With government relocated, Egypt set to unveil overhaul of downtown Cairo

By Patrick Werr

CAIRO (Reuters) – Egypt’s sovereign wealth fund is finalising a masterplan to revamp Cairo’s historic centre now that government ministries have largely moved to a new capital to the east, and hopes to break ground on the project within months, its chief executive said.

The area, modelled on Paris in the 1860s, is filled with elegant but crumbling buildings constructed over the subsequent seven decades. Many were nationalised in the 1950s and 1960s and left in disrepair.

The Sovereign Fund has already taken control of three prime properties in central Cairo, and received ownership of 11 former ministry buildings in a decree published this week in the official gazette.

It is also overseeing the real estate portfolio of Misr Insurance Holding, which includes nearly a hundred buildings, most built before World War Two.

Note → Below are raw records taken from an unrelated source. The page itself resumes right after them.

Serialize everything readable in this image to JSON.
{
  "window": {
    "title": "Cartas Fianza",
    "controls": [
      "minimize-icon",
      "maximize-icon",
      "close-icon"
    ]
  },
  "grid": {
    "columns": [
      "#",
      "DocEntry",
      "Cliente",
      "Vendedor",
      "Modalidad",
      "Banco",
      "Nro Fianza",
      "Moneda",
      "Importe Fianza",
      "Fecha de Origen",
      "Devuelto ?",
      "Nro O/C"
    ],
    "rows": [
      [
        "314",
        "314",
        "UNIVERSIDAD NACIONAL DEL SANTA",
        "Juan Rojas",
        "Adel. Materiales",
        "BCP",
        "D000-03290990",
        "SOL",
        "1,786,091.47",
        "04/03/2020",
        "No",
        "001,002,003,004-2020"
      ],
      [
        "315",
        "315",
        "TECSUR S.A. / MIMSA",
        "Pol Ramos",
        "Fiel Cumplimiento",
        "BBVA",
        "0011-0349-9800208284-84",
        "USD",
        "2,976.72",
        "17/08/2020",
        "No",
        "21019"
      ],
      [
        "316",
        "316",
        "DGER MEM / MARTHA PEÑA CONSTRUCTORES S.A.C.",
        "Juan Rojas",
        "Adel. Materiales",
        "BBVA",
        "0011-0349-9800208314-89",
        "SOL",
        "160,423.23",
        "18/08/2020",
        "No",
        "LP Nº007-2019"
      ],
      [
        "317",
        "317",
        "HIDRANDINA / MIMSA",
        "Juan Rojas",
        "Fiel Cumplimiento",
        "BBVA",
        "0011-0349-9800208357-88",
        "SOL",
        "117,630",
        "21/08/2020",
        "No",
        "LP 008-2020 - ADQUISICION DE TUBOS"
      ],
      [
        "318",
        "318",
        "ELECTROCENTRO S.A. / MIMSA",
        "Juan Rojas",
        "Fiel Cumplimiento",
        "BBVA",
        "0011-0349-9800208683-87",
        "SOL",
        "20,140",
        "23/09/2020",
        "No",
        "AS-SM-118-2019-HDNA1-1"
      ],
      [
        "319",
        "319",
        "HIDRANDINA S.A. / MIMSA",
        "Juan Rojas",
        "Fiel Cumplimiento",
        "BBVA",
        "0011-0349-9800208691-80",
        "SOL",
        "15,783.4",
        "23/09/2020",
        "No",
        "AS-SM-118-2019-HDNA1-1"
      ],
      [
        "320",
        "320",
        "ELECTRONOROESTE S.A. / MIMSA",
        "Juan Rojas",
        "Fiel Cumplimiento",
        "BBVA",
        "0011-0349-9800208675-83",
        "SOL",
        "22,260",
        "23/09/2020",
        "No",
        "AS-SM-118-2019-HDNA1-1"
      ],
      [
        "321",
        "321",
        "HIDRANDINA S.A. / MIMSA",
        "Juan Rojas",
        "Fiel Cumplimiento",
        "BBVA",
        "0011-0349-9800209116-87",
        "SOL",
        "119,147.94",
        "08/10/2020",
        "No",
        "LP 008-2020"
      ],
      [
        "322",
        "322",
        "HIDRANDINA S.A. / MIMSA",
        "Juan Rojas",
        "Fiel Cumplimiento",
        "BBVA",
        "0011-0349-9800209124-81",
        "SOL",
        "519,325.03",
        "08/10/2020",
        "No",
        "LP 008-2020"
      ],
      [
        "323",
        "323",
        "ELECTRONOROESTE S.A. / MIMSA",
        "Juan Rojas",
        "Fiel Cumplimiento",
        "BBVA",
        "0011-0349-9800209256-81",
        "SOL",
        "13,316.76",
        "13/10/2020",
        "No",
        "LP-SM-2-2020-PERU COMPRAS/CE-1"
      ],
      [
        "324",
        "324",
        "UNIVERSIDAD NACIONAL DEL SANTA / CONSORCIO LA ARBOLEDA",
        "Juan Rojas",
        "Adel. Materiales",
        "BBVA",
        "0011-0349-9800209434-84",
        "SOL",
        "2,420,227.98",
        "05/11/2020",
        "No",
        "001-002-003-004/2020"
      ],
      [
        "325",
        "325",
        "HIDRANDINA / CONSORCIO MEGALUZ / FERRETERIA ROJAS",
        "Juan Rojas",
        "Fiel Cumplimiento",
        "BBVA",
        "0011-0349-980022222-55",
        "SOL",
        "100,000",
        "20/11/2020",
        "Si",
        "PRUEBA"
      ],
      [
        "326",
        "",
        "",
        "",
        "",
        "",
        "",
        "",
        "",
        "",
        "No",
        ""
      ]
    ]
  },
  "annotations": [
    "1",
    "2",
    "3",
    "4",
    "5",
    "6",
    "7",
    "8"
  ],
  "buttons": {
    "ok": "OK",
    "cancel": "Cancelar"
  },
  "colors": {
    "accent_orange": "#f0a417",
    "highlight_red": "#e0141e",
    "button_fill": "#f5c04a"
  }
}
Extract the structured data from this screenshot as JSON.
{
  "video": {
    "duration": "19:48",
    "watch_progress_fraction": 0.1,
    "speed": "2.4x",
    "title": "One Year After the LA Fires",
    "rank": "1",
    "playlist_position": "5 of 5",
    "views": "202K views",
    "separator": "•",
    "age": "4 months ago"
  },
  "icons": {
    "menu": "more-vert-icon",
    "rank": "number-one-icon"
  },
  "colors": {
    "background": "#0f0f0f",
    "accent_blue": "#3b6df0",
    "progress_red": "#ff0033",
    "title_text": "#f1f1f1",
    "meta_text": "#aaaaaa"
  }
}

The blueprint includes the government quarter on the southern edge of downtown and involves traffic plans, area surveys and plans to repurpose various buildings, the fund’s CEO, Ayman Soliman, told Reuters. The fund will bring in private companies to own and finance much of the properties.

The European Bank for Reconstruction and Development and two international advisers are helping to draw it up.

“It’s coming over the course of the coming weeks,” Soliman said.


Much of the government has transferred in recent months to ministries and offices in a lavish new capital being built 45 km (28 miles) east of Cairo.

The fund expects to take over many former government buildings to either sell, manage on behalf of the government or turn over to private developers in exchange for a minority ownership stake in the projects.

“Some of the buildings are already evacuated, but there is a mobilisation plan for relocating into concentrated locations for whoever is staying and not moving to the new capital,” Soliman said.

The plan will discourage some activities, such as warehousing and storage, while encouraging others, such as tourism.

It provides for preservation of architectural styles through a permitting system, weekend pedestrian zones and the creation of parking garages in place of uglier buildings.

Work on the ground would begin “probably within the first half of this year,” Soliman said.

“We’re getting done with the paperwork and from then on you’ll be seeing boots on the ground.”


The three vacated properties the fund has received are Tahrir Square’s colossal Mogamma building – formerly a notoriously dysfunctional one-stop bureaucratic shop – the interior ministry compound and a now-vacant Nile-side lot once occupied by the headquarters of former ruling National Democratic Party (NDP).

The NDP building was burned during Egypt’s 2011 uprising, then demolished.

All three will be repurposed for multiple uses including offices, apartments, leisure and hospitality, with external work now following internal work at the Mogamma site.

A proposal on the NDP land will be announced once permits are secured. Soliman did not rule out reports that a soaring skyscraper could be constructed.

The sprawling former interior ministry compound, which has good power and digital wiring, is being turned into a business park catering to start-ups and tourism. It would include a three-star Moxy hotel by Marriott, the first in Egypt, Soliman said.

(Reporting by Patrick Werr; editing by Aidan Lewis and Alex Richardson)